Thinking in a Box - or Sleeping by a Music Box
To every even half-awakened person "paradigm" is a dirty word. It's a sum total of the mankind's beliefs in a cultural epoch. To me, though, it has some basic characteristics of a religion, inasmuch as you are not supposed to think out of the box of those beliefs, challenge them with new ideas, or question their tenets and their logicalness - without being called a heretic, or being excommunicated from the scientific establishment.
Considering how feverishly the mainstream intellectuals are sticking to their pet-theories - or their favorite version of a virtual reality - any challenging idea that's threatening to wake them up sounds like the earth may not be flat - all over again. They are asleep just like an ordinary Joe who thinks that the only purpose of life is beer, loose women, pizza, and a good football game.
While you can't blame Joe for not knowing any better, those smart dreamers are merely holding the progress back. The metaphor of "turning the alarm off" pretty much describes what they do when their comfortable dream is threatened.
It would be one thing to defend their positions in a fair discussion with out-of-box thinkers; but it turns out to be an entirely other thing as they flex their muscle of legal influence and suppress their activity and any further research.
For example, in more than one instance I have heard about someone coming up with a highly promising cure for cancer or another deadly disease, and then his lab was stormed by officials, all papers confiscated, and the person being prosecuted.
Books and books have been written about man's nature, and to me so many resemble those guides for interpreting dreams, not about a wakeful reality.

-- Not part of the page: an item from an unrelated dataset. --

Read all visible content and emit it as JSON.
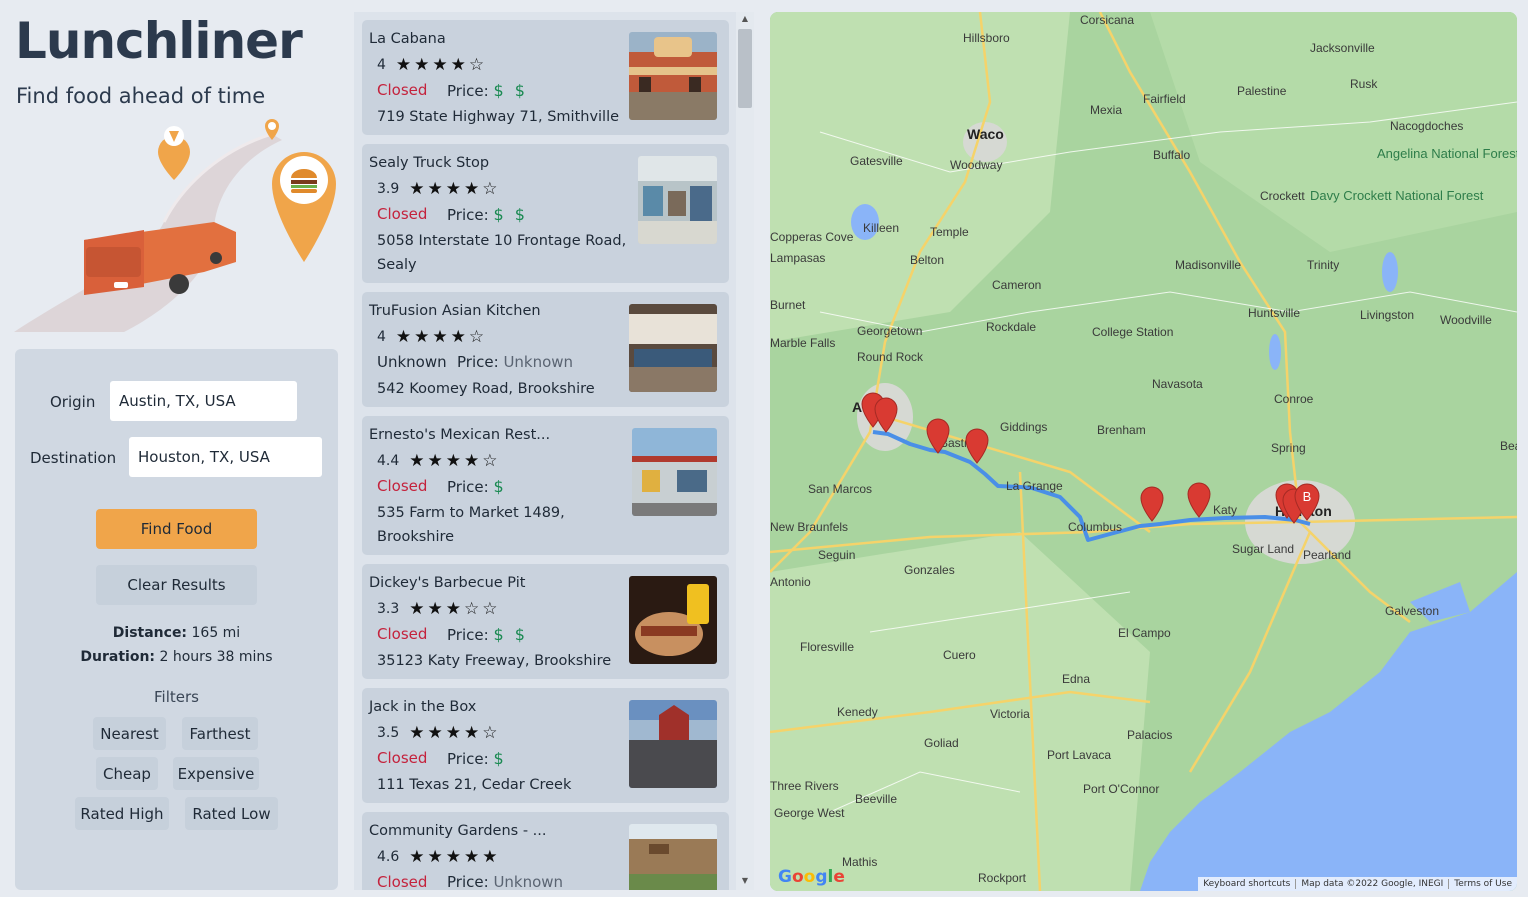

There is nothing we could possibly learn from our "childhood traumas" or any other aspects of our slavery to exaggerated emotionalism, or from anything else for that matter that is not including the leading role of our wakeful consciousness.
So, what Is It to Be Awakened?
In a nutshell, it's a constantly present sense of a free choice of thoughts, emotions, attitudes, beliefs, and actions. It's a willingness to question the suggestiveness of the "obvious". And above all, it's a sense of a spiritual freedom that's beyond all possible interpretations of reality, everything mental, emotional, physical, or circumstantial.
It means staying at all times identified with that spiritual entity that "you" are, detached from your creations and just supervising them non-judgmentally. Then, as you persist with that identification, your mind, your emotions, and your body, and even your circumstances align with that identity.
Long ago someone said: "A great conqueror is not one who conquered cities - but who conquered himself". Or we might say - who succeeded to wake himself up and then stayed awakened.